- **Source records**:
------------------------------

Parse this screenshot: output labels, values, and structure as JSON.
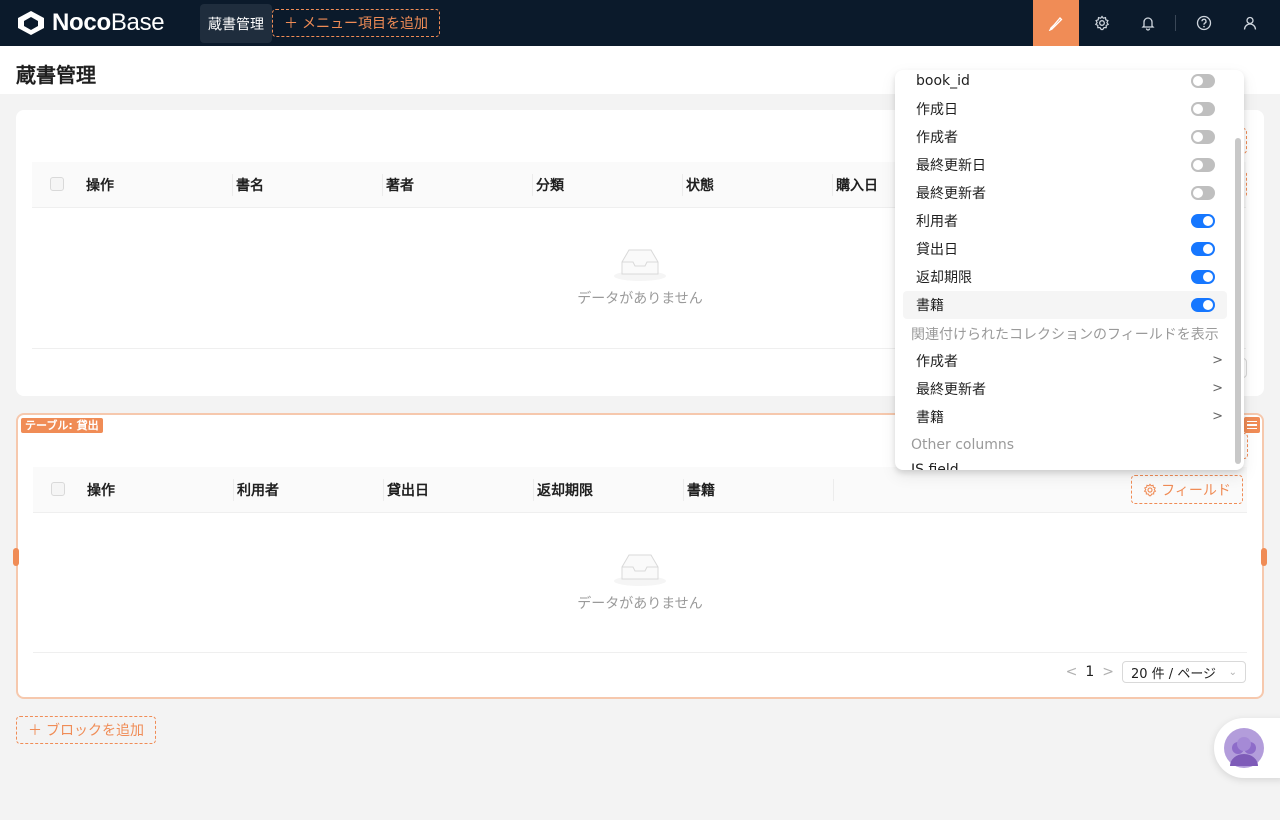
{
  "app": {
    "logo_bold": "Noco",
    "logo_light": "Base",
    "active_menu": "蔵書管理",
    "add_menu_item": "メニュー項目を追加"
  },
  "page": {
    "title": "蔵書管理"
  },
  "table1": {
    "columns": [
      "操作",
      "書名",
      "著者",
      "分類",
      "状態",
      "購入日"
    ],
    "empty_text": "データがありません"
  },
  "table2": {
    "tag": "テーブル: 貸出",
    "columns": [
      "操作",
      "利用者",
      "貸出日",
      "返却期限",
      "書籍"
    ],
    "fields_button": "フィールド",
    "empty_text": "データがありません",
    "pagination": {
      "current_page": "1",
      "page_size": "20 件 / ページ"
    }
  },
  "add_block": "ブロックを追加",
  "field_dropdown": {
    "items": [
      {
        "label": "book_id",
        "enabled": false
      },
      {
        "label": "作成日",
        "enabled": false
      },
      {
        "label": "作成者",
        "enabled": false
      },
      {
        "label": "最終更新日",
        "enabled": false
      },
      {
        "label": "最終更新者",
        "enabled": false
      },
      {
        "label": "利用者",
        "enabled": true
      },
      {
        "label": "貸出日",
        "enabled": true
      },
      {
        "label": "返却期限",
        "enabled": true
      },
      {
        "label": "書籍",
        "enabled": true
      }
    ],
    "related_group_label": "関連付けられたコレクションのフィールドを表示",
    "related_items": [
      "作成者",
      "最終更新者",
      "書籍"
    ],
    "other_group_label": "Other columns",
    "partial_item": "JS field"
  },
  "colors": {
    "accent": "#f08c56",
    "navbar": "#0b1a2b",
    "toggle_on": "#1677ff"
  }
}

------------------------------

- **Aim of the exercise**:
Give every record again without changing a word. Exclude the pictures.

- **The completed task**:
Parse this screenshot: output labels, values, and structure as JSON.
{
  "app": {
    "logo_bold": "Noco",
    "logo_light": "Base",
    "active_menu": "蔵書管理",
    "add_menu_item": "メニュー項目を追加"
  },
  "page": {
    "title": "蔵書管理"
  },
  "table1": {
    "columns": [
      "操作",
      "書名",
      "著者",
      "分類",
      "状態",
      "購入日"
    ],
    "empty_text": "データがありません"
  },
  "table2": {
    "tag": "テーブル: 貸出",
    "columns": [
      "操作",
      "利用者",
      "貸出日",
      "返却期限",
      "書籍"
    ],
    "fields_button": "フィールド",
    "empty_text": "データがありません",
    "pagination": {
      "current_page": "1",
      "page_size": "20 件 / ページ"
    }
  },
  "add_block": "ブロックを追加",
  "field_dropdown": {
    "items": [
      {
        "label": "book_id",
        "enabled": false
      },
      {
        "label": "作成日",
        "enabled": false
      },
      {
        "label": "作成者",
        "enabled": false
      },
      {
        "label": "最終更新日",
        "enabled": false
      },
      {
        "label": "最終更新者",
        "enabled": false
      },
      {
        "label": "利用者",
        "enabled": true
      },
      {
        "label": "貸出日",
        "enabled": true
      },
      {
        "label": "返却期限",
        "enabled": true
      },
      {
        "label": "書籍",
        "enabled": true
      }
    ],
    "related_group_label": "関連付けられたコレクションのフィールドを表示",
    "related_items": [
      "作成者",
      "最終更新者",
      "書籍"
    ],
    "other_group_label": "Other columns",
    "partial_item": "JS field"
  },
  "colors": {
    "accent": "#f08c56",
    "navbar": "#0b1a2b",
    "toggle_on": "#1677ff"
  }
}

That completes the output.